# [Work required]
Run through the records and, wherever a line holds the word "title", return that line.

Data extracted from a collection
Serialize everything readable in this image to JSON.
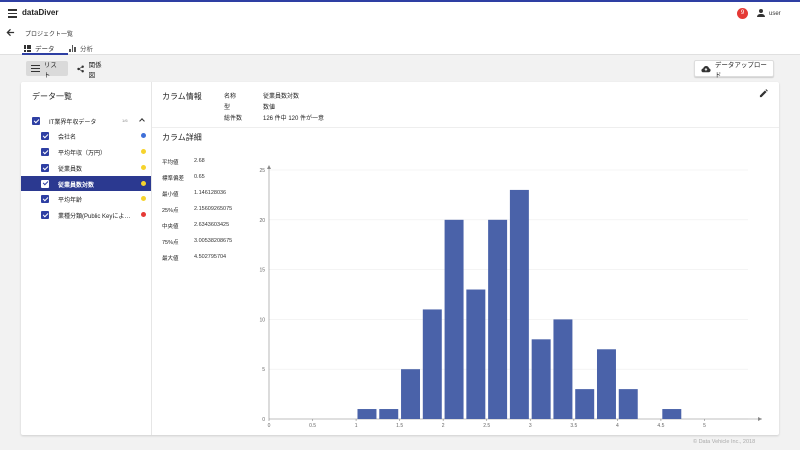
{
  "app": {
    "title": "dataDiver",
    "notification_count": "9",
    "user_label": "user"
  },
  "subheader": {
    "breadcrumb": "プロジェクト一覧",
    "tabs": [
      {
        "label": "データ",
        "active": true,
        "icon": "grid-icon"
      },
      {
        "label": "分析",
        "active": false,
        "icon": "bar-chart-icon"
      }
    ]
  },
  "toolbar": {
    "list_label": "リスト",
    "relation_label": "関係図",
    "upload_label": "データアップロード"
  },
  "data_list": {
    "title": "データ一覧",
    "group": {
      "label": "IT業界年収データ",
      "count": "1/6"
    },
    "items": [
      {
        "label": "会社名",
        "dot_color": "#3f6fd8",
        "selected": false
      },
      {
        "label": "平均年収（万円）",
        "dot_color": "#f6d32c",
        "selected": false
      },
      {
        "label": "従業員数",
        "dot_color": "#f6d32c",
        "selected": false
      },
      {
        "label": "従業員数対数",
        "dot_color": "#f6d32c",
        "selected": true
      },
      {
        "label": "平均年齢",
        "dot_color": "#f6d32c",
        "selected": false
      },
      {
        "label": "業種分類(Public Keyによ…",
        "dot_color": "#e53935",
        "selected": false
      }
    ]
  },
  "column_info": {
    "title": "カラム情報",
    "fields": [
      {
        "key": "名称",
        "value": "従業員数対数"
      },
      {
        "key": "型",
        "value": "数値"
      },
      {
        "key": "総件数",
        "value": "126 件中 120 件が一意"
      }
    ]
  },
  "column_detail": {
    "title": "カラム詳細",
    "stats": [
      {
        "key": "平均値",
        "value": "2.68"
      },
      {
        "key": "標準偏差",
        "value": "0.65"
      },
      {
        "key": "最小値",
        "value": "1.146128036"
      },
      {
        "key": "25%点",
        "value": "2.15609265075"
      },
      {
        "key": "中央値",
        "value": "2.6343603425"
      },
      {
        "key": "75%点",
        "value": "3.00538208675"
      },
      {
        "key": "最大値",
        "value": "4.502795704"
      }
    ]
  },
  "chart_data": {
    "type": "bar",
    "title": "",
    "xlabel": "",
    "ylabel": "",
    "bar_color": "#4a62a9",
    "xlim": [
      0,
      5.5
    ],
    "ylim": [
      0,
      25
    ],
    "x_ticks": [
      "0",
      "0.5",
      "1",
      "1.5",
      "2",
      "2.5",
      "3",
      "3.5",
      "4",
      "4.5",
      "5"
    ],
    "y_ticks": [
      "0",
      "5",
      "10",
      "15",
      "20",
      "25"
    ],
    "bin_width": 0.25,
    "bins": [
      {
        "x0": 1.0,
        "value": 1
      },
      {
        "x0": 1.25,
        "value": 1
      },
      {
        "x0": 1.5,
        "value": 5
      },
      {
        "x0": 1.75,
        "value": 11
      },
      {
        "x0": 2.0,
        "value": 20
      },
      {
        "x0": 2.25,
        "value": 13
      },
      {
        "x0": 2.5,
        "value": 20
      },
      {
        "x0": 2.75,
        "value": 23
      },
      {
        "x0": 3.0,
        "value": 8
      },
      {
        "x0": 3.25,
        "value": 10
      },
      {
        "x0": 3.5,
        "value": 3
      },
      {
        "x0": 3.75,
        "value": 7
      },
      {
        "x0": 4.0,
        "value": 3
      },
      {
        "x0": 4.25,
        "value": 0
      },
      {
        "x0": 4.5,
        "value": 1
      }
    ]
  },
  "footer": {
    "copyright": "© Data Vehicle Inc., 2018"
  }
}
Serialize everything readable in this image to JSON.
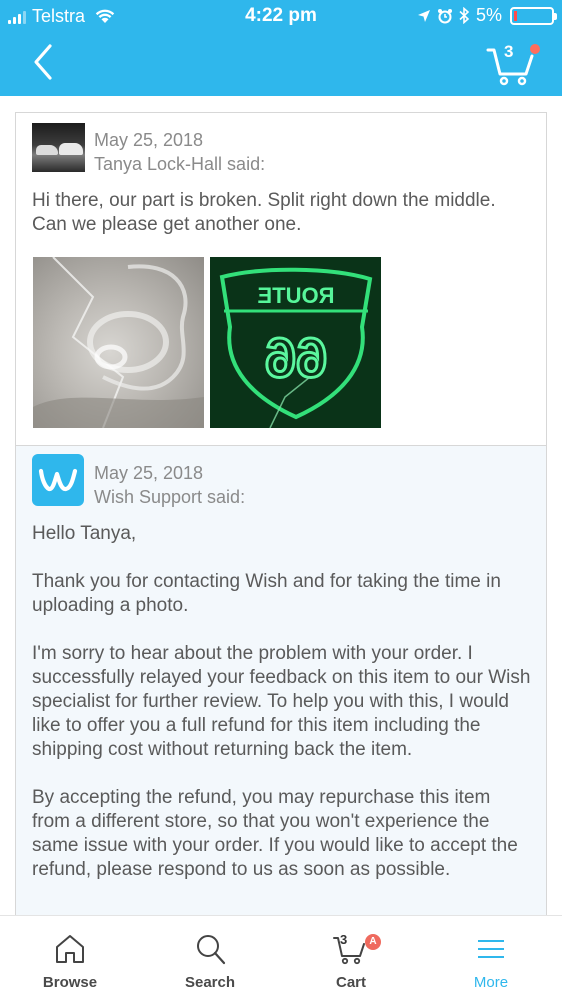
{
  "status_bar": {
    "carrier": "Telstra",
    "time": "4:22 pm",
    "battery": "5%"
  },
  "header": {
    "cart_count": "3"
  },
  "messages": [
    {
      "date": "May 25, 2018",
      "author": "Tanya Lock-Hall said:",
      "body": [
        "Hi there, our part is broken. Split right down the middle. Can we please get another one."
      ]
    },
    {
      "date": "May 25, 2018",
      "author": "Wish Support said:",
      "body": [
        "Hello Tanya,",
        "Thank you for contacting Wish and for taking the time in uploading a photo.",
        "I'm sorry to hear about the problem with your order. I successfully relayed your feedback on this item to our Wish specialist for further review. To help you with this, I would like to offer you a full refund for this item including the shipping cost without returning back the item.",
        "By accepting the refund, you may repurchase this item from a different store, so that you won't experience the same issue with your order. If you would like to accept the refund, please respond to us as soon as possible."
      ]
    }
  ],
  "tabs": [
    {
      "label": "Browse",
      "icon": "home-icon"
    },
    {
      "label": "Search",
      "icon": "search-icon"
    },
    {
      "label": "Cart",
      "icon": "cart-icon",
      "count": "3",
      "badge": "A"
    },
    {
      "label": "More",
      "icon": "menu-icon",
      "active": true
    }
  ],
  "colors": {
    "brand": "#2fb7ec",
    "badge": "#ef6a5e",
    "support_bg": "#f3f8fc"
  },
  "photo_overlay": {
    "neon_text": "ROUTE",
    "neon_number": "66"
  }
}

# [Solution for this problem]
    "title": "dataDiver",
    "title": "データ一覧",
    "title": "カラム情報",
    "title": "カラム詳細",
    "title": "",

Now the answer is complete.